Smulders said that, first, she was *not* going to sing her character’s song from “How I Met Your Mother” (to loud disapproval). But this was her first con. “This has to be the best way to be introduced to conventions,” she said. “I had the easiest costume…and I tell you, I loved seeing how the costumes were created.” Asked how it was going from a sitcom to an epic superhero action movie, she said, “Intimidating. I mean, I was excited to be working with Joss, who was already a friend—but I’m still pinching myself.”
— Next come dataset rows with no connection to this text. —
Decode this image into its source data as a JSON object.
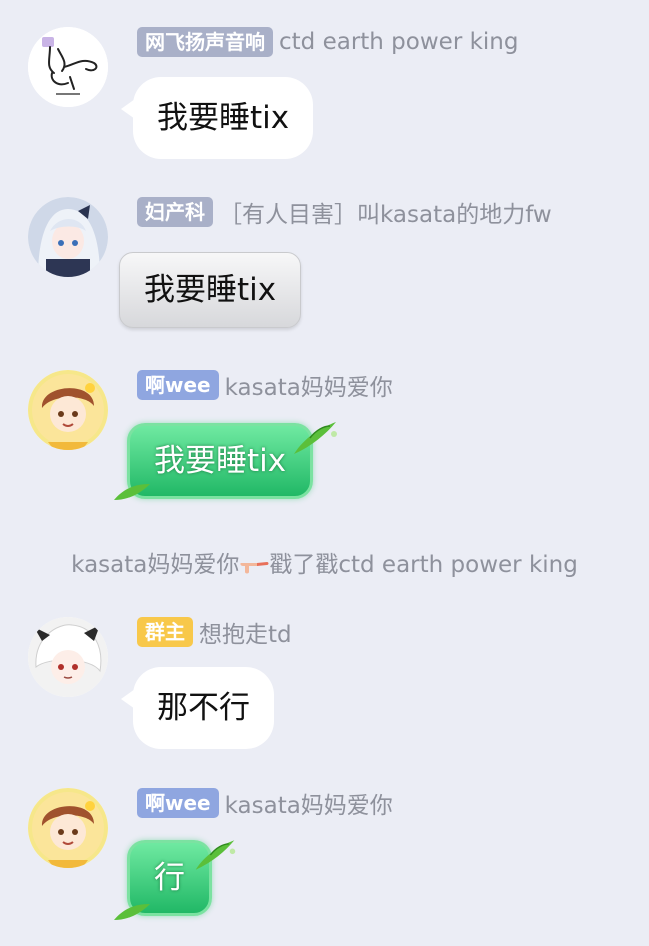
{
  "colors": {
    "background": "#ebedf5",
    "badge_blue_gray": "#a9b0c8",
    "badge_blue": "#8fa6e0",
    "badge_owner": "#f8c84a",
    "name_gray": "#8e919c",
    "bubble_green": "#34c977"
  },
  "messages": [
    {
      "badge": "网飞扬声音响",
      "sender": "ctd earth power king",
      "text": "我要睡tix",
      "avatar_icon": "sketch-avatar-icon",
      "bubble_style": "white"
    },
    {
      "badge": "妇产科",
      "sender": "［有人目害］叫kasata的地力fw",
      "text": "我要睡tix",
      "avatar_icon": "anime-girl-avatar-icon",
      "bubble_style": "gray"
    },
    {
      "badge": "啊wee",
      "sender": "kasata妈妈爱你",
      "text": "我要睡tix",
      "avatar_icon": "anime-boy-avatar-icon",
      "bubble_style": "green"
    },
    {
      "badge": "群主",
      "sender": "想抱走td",
      "text": "那不行",
      "avatar_icon": "white-hair-avatar-icon",
      "bubble_style": "white"
    },
    {
      "badge": "啊wee",
      "sender": "kasata妈妈爱你",
      "text": "行",
      "avatar_icon": "anime-boy-avatar-icon",
      "bubble_style": "green"
    }
  ],
  "system_notice": {
    "actor": "kasata妈妈爱你",
    "icon": "poke-hand-icon",
    "action": "戳了戳ctd earth power king"
  }
}
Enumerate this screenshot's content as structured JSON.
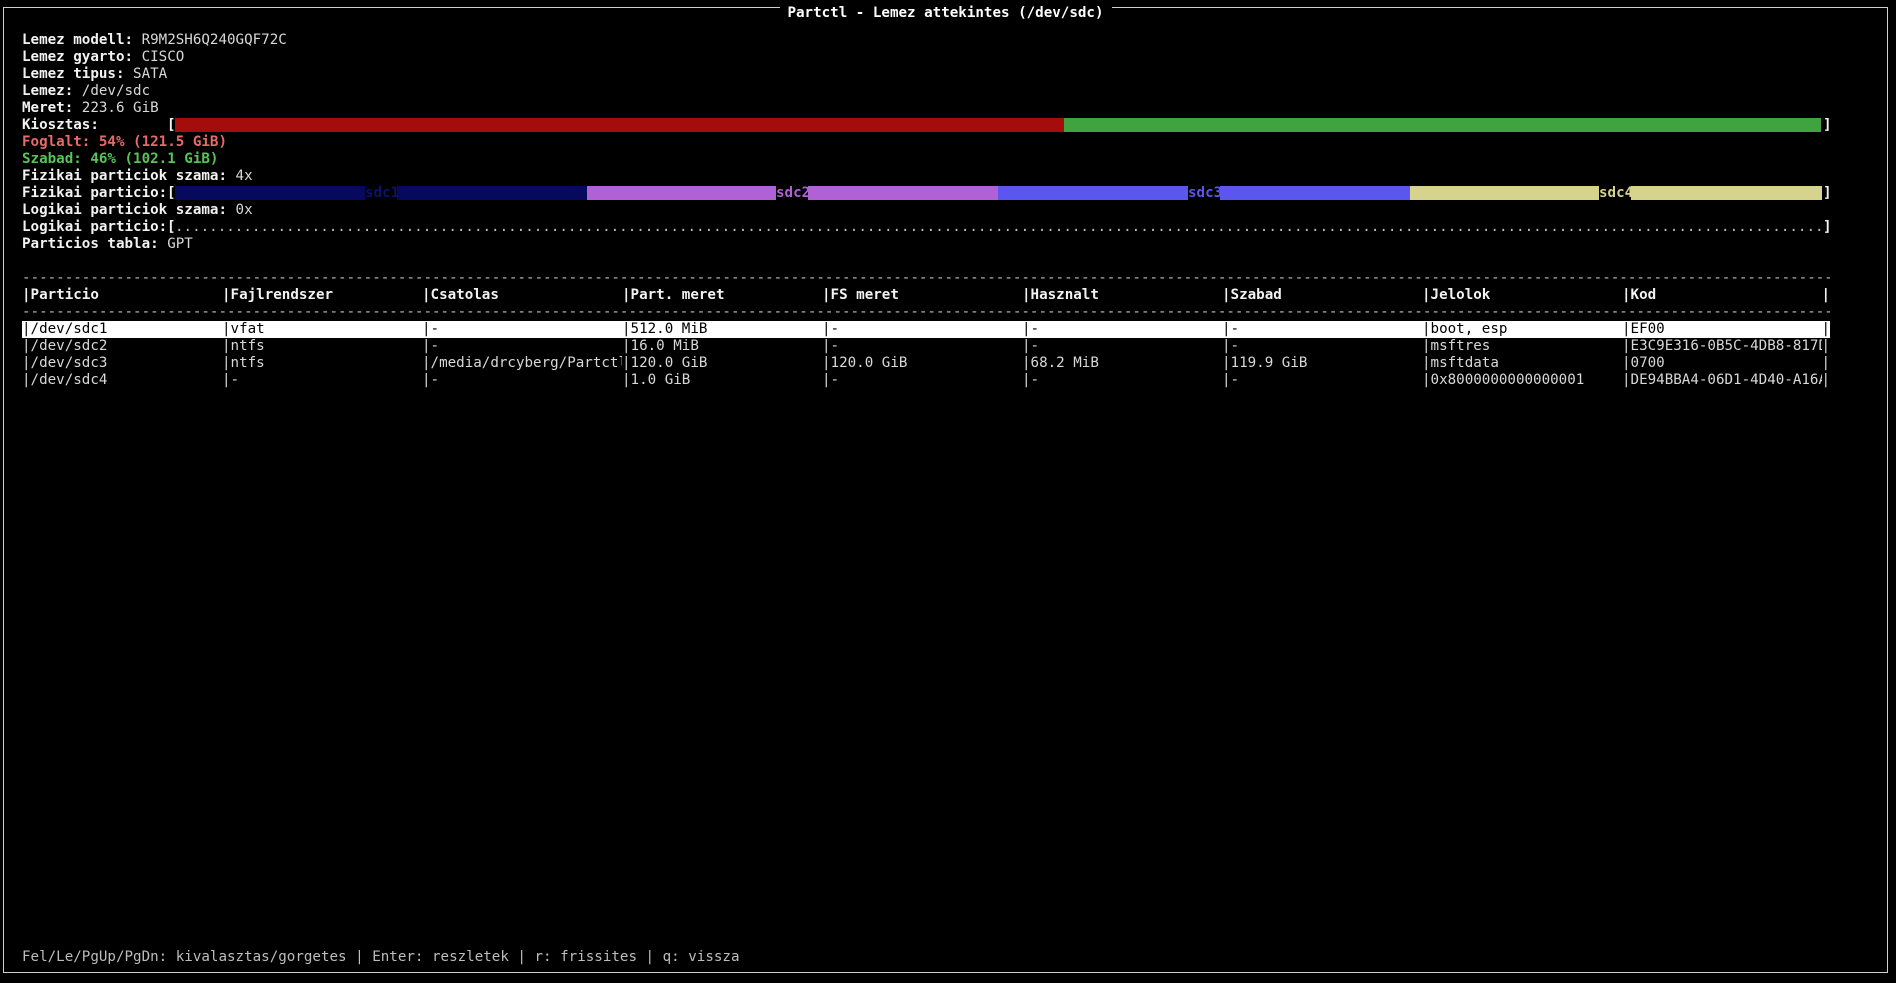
{
  "window": {
    "title": "Partctl - Lemez attekintes (/dev/sdc)"
  },
  "info": {
    "model": {
      "label": "Lemez modell:",
      "value": "R9M2SH6Q240GQF72C"
    },
    "vendor": {
      "label": "Lemez gyarto:",
      "value": "CISCO"
    },
    "type": {
      "label": "Lemez tipus:",
      "value": "SATA"
    },
    "disk": {
      "label": "Lemez:",
      "value": "/dev/sdc"
    },
    "size": {
      "label": "Meret:",
      "value": "223.6 GiB"
    },
    "allocation_label": "Kiosztas:",
    "used_text": "Foglalt: 54% (121.5 GiB)",
    "free_text": "Szabad: 46% (102.1 GiB)",
    "phys_count": {
      "label": "Fizikai particiok szama:",
      "value": "4x"
    },
    "phys_label": "Fizikai particio:",
    "log_count": {
      "label": "Logikai particiok szama:",
      "value": "0x"
    },
    "log_label": "Logikai particio:",
    "table_type": {
      "label": "Particios tabla:",
      "value": "GPT"
    }
  },
  "usage": {
    "used_fraction": 0.54,
    "free_fraction": 0.46,
    "used_color": "#a50d0d",
    "free_color": "#3fa43f"
  },
  "partitions_bar": [
    {
      "label": "sdc1",
      "color": "#070a5c",
      "label_color": "#0b1170"
    },
    {
      "label": "sdc2",
      "color": "#b161d6",
      "label_color": "#b161d6"
    },
    {
      "label": "sdc3",
      "color": "#5a56ef",
      "label_color": "#5a56ef"
    },
    {
      "label": "sdc4",
      "color": "#d6d38d",
      "label_color": "#d6d38d"
    }
  ],
  "table": {
    "headers": [
      "|Particio",
      "|Fajlrendszer",
      "|Csatolas",
      "|Part. meret",
      "|FS meret",
      "|Hasznalt",
      "|Szabad",
      "|Jelolok",
      "|Kod"
    ],
    "rows": [
      [
        "|/dev/sdc1",
        "|vfat",
        "|-",
        "|512.0 MiB",
        "|-",
        "|-",
        "|-",
        "|boot, esp",
        "|EF00"
      ],
      [
        "|/dev/sdc2",
        "|ntfs",
        "|-",
        "|16.0 MiB",
        "|-",
        "|-",
        "|-",
        "|msftres",
        "|E3C9E316-0B5C-4DB8-817D~"
      ],
      [
        "|/dev/sdc3",
        "|ntfs",
        "|/media/drcyberg/Partctl",
        "|120.0 GiB",
        "|120.0 GiB",
        "|68.2 MiB",
        "|119.9 GiB",
        "|msftdata",
        "|0700"
      ],
      [
        "|/dev/sdc4",
        "|-",
        "|-",
        "|1.0 GiB",
        "|-",
        "|-",
        "|-",
        "|0x8000000000000001",
        "|DE94BBA4-06D1-4D40-A16A~"
      ]
    ],
    "end_marker": "|"
  },
  "footer": "Fel/Le/PgUp/PgDn: kivalasztas/gorgetes | Enter: reszletek | r: frissites | q: vissza"
}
Gregg said that it still amazed him that Agent Coulson had apparently caught on as a fan favorite. “This is my fourth movie. Did I know…? No, no idea. I never thought it would take me to New Mexico to work on ‘Thor’…and then Joss Whedon sees me and says, ‘Guess what, you’re in Avengers!’” Then he sang an improvised Avengers theme with ended with “muscles all bulky and a guy who’s Hulky”… which got applause from the room and the panel alike.
Ruffalo said that he built his version of Banner from those who went before, including Bill Bixby, Eric Bana and his friend Edward Norton. “He’s like our generation’s Hamlet—everyone gets to play him,” he said of Banner. “He’s a little more mature than the guy in the last movie but he’s still Bruce Banner.”
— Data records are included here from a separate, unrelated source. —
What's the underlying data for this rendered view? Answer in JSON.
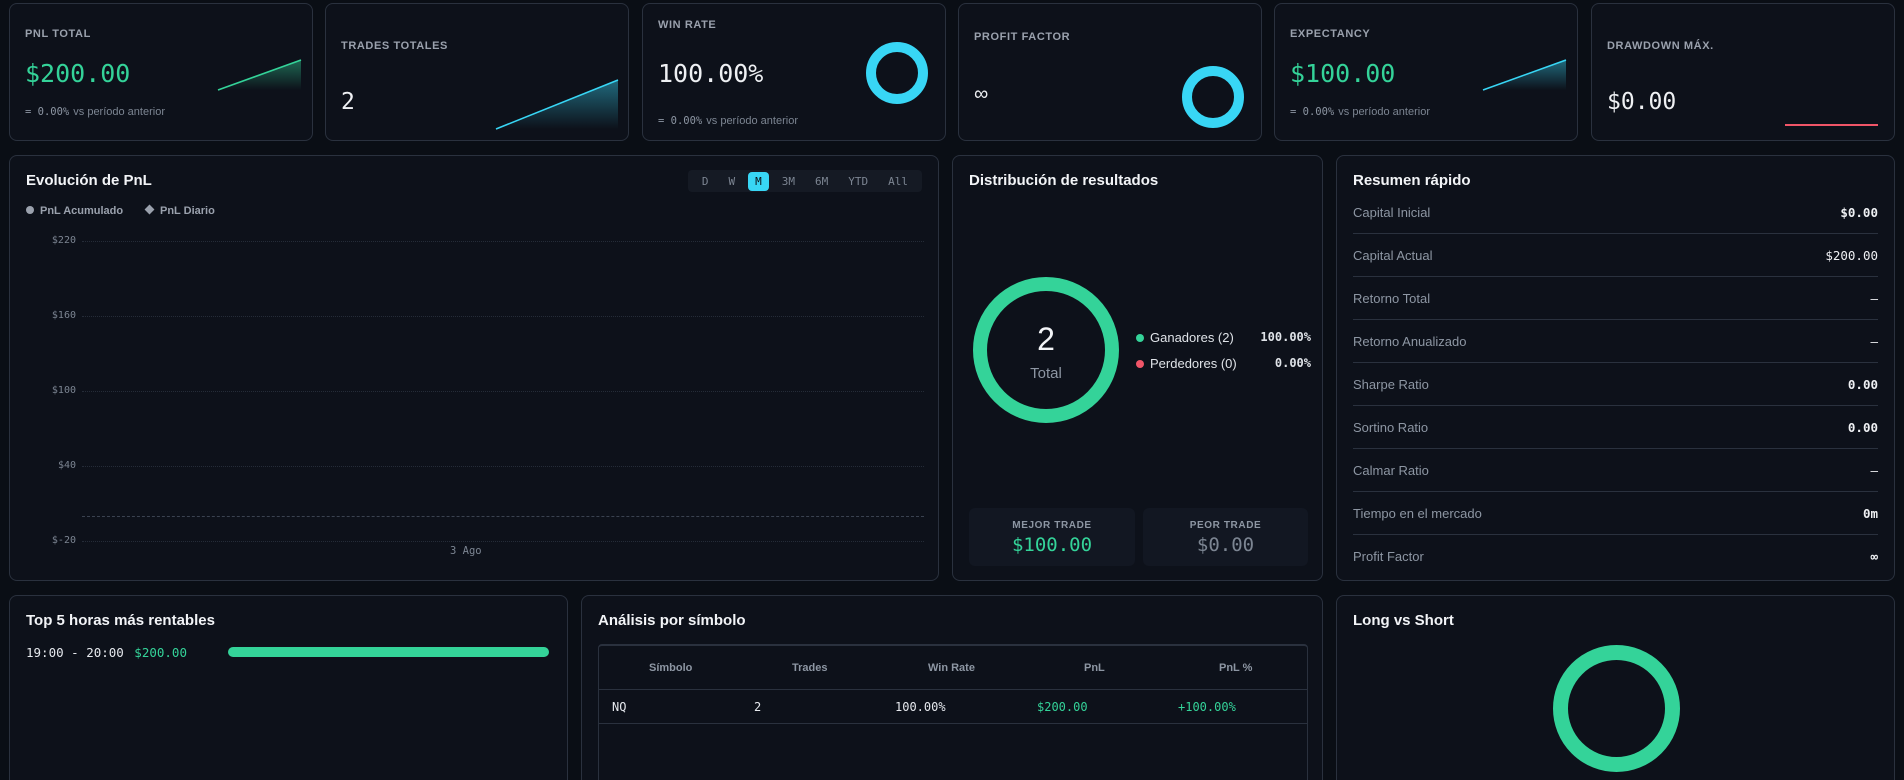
{
  "kpis": {
    "pnl_total": {
      "label": "PNL TOTAL",
      "value": "$200.00",
      "sub_pct": "= 0.00%",
      "sub_text": "vs período anterior"
    },
    "trades_totales": {
      "label": "TRADES TOTALES",
      "value": "2"
    },
    "win_rate": {
      "label": "WIN RATE",
      "value": "100.00%",
      "sub_pct": "= 0.00%",
      "sub_text": "vs período anterior",
      "gauge_fraction": 1.0
    },
    "profit_factor": {
      "label": "PROFIT FACTOR",
      "value": "∞",
      "gauge_fraction": 1.0
    },
    "expectancy": {
      "label": "EXPECTANCY",
      "value": "$100.00",
      "sub_pct": "= 0.00%",
      "sub_text": "vs período anterior"
    },
    "drawdown": {
      "label": "DRAWDOWN MÁX.",
      "value": "$0.00"
    }
  },
  "pnl_chart": {
    "title": "Evolución de PnL",
    "ranges": [
      "D",
      "W",
      "M",
      "3M",
      "6M",
      "YTD",
      "All"
    ],
    "active_range": "M",
    "legend": [
      "PnL Acumulado",
      "PnL Diario"
    ],
    "y_ticks": [
      "$220",
      "$160",
      "$100",
      "$40",
      "$-20"
    ],
    "x_tick": "3 Ago"
  },
  "distribution": {
    "title": "Distribución de resultados",
    "total_value": "2",
    "total_label": "Total",
    "legend": [
      {
        "label": "Ganadores (2)",
        "value": "100.00%",
        "color": "#34d399"
      },
      {
        "label": "Perdedores (0)",
        "value": "0.00%",
        "color": "#f05568"
      }
    ],
    "best": {
      "label": "MEJOR TRADE",
      "value": "$100.00"
    },
    "worst": {
      "label": "PEOR TRADE",
      "value": "$0.00"
    }
  },
  "quick_summary": {
    "title": "Resumen rápido",
    "rows": [
      {
        "label": "Capital Inicial",
        "value": "$0.00"
      },
      {
        "label": "Capital Actual",
        "value": "$200.00"
      },
      {
        "label": "Retorno Total",
        "value": "—"
      },
      {
        "label": "Retorno Anualizado",
        "value": "—"
      },
      {
        "label": "Sharpe Ratio",
        "value": "0.00"
      },
      {
        "label": "Sortino Ratio",
        "value": "0.00"
      },
      {
        "label": "Calmar Ratio",
        "value": "—"
      },
      {
        "label": "Tiempo en el mercado",
        "value": "0m"
      },
      {
        "label": "Profit Factor",
        "value": "∞"
      }
    ]
  },
  "top_hours": {
    "title": "Top 5 horas más rentables",
    "items": [
      {
        "range": "19:00 - 20:00",
        "value": "$200.00",
        "fraction": 1.0
      }
    ]
  },
  "symbol_analysis": {
    "title": "Análisis por símbolo",
    "headers": [
      "Símbolo",
      "Trades",
      "Win Rate",
      "PnL",
      "PnL %"
    ],
    "rows": [
      {
        "symbol": "NQ",
        "trades": "2",
        "win_rate": "100.00%",
        "pnl": "$200.00",
        "pnl_pct": "+100.00%"
      }
    ]
  },
  "long_short": {
    "title": "Long vs Short"
  },
  "colors": {
    "green": "#34d399",
    "cyan": "#38d6f5",
    "red": "#f05568",
    "card_bg": "#0d111a",
    "border": "#2a313e"
  }
}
Feige then asked the crowd if they’d like to see Ruffalo in action. He said, when the trailer came out before New York Comic-Con, they had a problem; everyone had seen it already. Whedon had a solution: let’s just cut another chunk of footage to show. And so they did, to even louder applause, featuring Ruffalo.
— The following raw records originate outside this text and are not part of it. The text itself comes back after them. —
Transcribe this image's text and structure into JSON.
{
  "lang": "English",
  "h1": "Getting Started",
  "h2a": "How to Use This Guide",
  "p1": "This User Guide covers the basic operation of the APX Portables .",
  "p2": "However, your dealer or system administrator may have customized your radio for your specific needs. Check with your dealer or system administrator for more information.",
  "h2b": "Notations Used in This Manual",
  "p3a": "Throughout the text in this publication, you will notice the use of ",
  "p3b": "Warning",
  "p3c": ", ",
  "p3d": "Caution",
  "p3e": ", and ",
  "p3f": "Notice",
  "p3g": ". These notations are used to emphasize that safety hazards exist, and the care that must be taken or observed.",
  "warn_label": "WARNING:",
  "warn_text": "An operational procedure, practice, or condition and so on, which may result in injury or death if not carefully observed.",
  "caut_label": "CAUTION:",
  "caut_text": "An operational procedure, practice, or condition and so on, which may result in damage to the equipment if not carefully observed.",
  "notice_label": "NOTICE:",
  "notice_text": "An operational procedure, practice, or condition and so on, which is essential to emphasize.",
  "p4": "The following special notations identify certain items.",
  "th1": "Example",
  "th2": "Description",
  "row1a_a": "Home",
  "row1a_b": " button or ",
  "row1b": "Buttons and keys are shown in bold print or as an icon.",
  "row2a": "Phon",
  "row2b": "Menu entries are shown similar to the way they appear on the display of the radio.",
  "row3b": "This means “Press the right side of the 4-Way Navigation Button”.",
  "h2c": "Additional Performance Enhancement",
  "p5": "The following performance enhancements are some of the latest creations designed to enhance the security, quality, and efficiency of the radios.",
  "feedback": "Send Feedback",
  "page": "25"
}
The crowd saw an extended scene with Ruffalo as Bruce Banner (aka the Hulk) and Scarlett Johanssen as Agent Natasha Romanov (aka the Black Widow). She’s there to bring him in—peacefully, if possible—and help Nick Fury with a problem that could mean the end of the world. “Oh, that again,” Banner scoffs.
Then the action switches to New York City, where Loki (Tom Hiddleston) wages war on mankind with the help of something… alien. Many somethings, actually. In the clip’s last moment, Loki snarls at Tony Stark (Robert Downey Jr.), “I have an army.” Tony, drink in hand, replies, “We have a Hulk.”
Cue an ovation.
Fan questions then dominated the remainder of the panel, with the majority going to Hiddleston. He said that his costume was hardest to put on, no question.
All of those on stage said that they geeked out when they were on the set and saw Chris Hemsworth (Thor), Downey (Iron Man) and Evans (Captain America) together for the first time. “It was amazing,” said Gregg, a comic book fan from a long time back. “There they were…and there was Mark in speckled pajamas (for motion capture.”
“This is the first movie where it’ll be my performance (underneath the CGI) as the Hulk,” Ruffalo said. “I get to play Banner AND the Hulk.”
Evans, asked if he prefers the Human Torch (from his two Fantastic Four movies) or Captain America, Evans thought it over, then said, “Cap. It’s a tough call but I have to go with the guy. But I had a great time with the Fantastic Four, too.”
One tidbit: “ruffalize” became the verb of the panel, after Ruffalo used it to describe his way of making Bruce Banner his own. The other panelists picked it up with enthusiasm.
The panel ended with Hiddleston singing a bit from “Willy Wonka and the Chocolate Factory,” after a fan compared him favorably to Gene Wilder. He said that was quite a compliment, considering Wilder’s range and talents.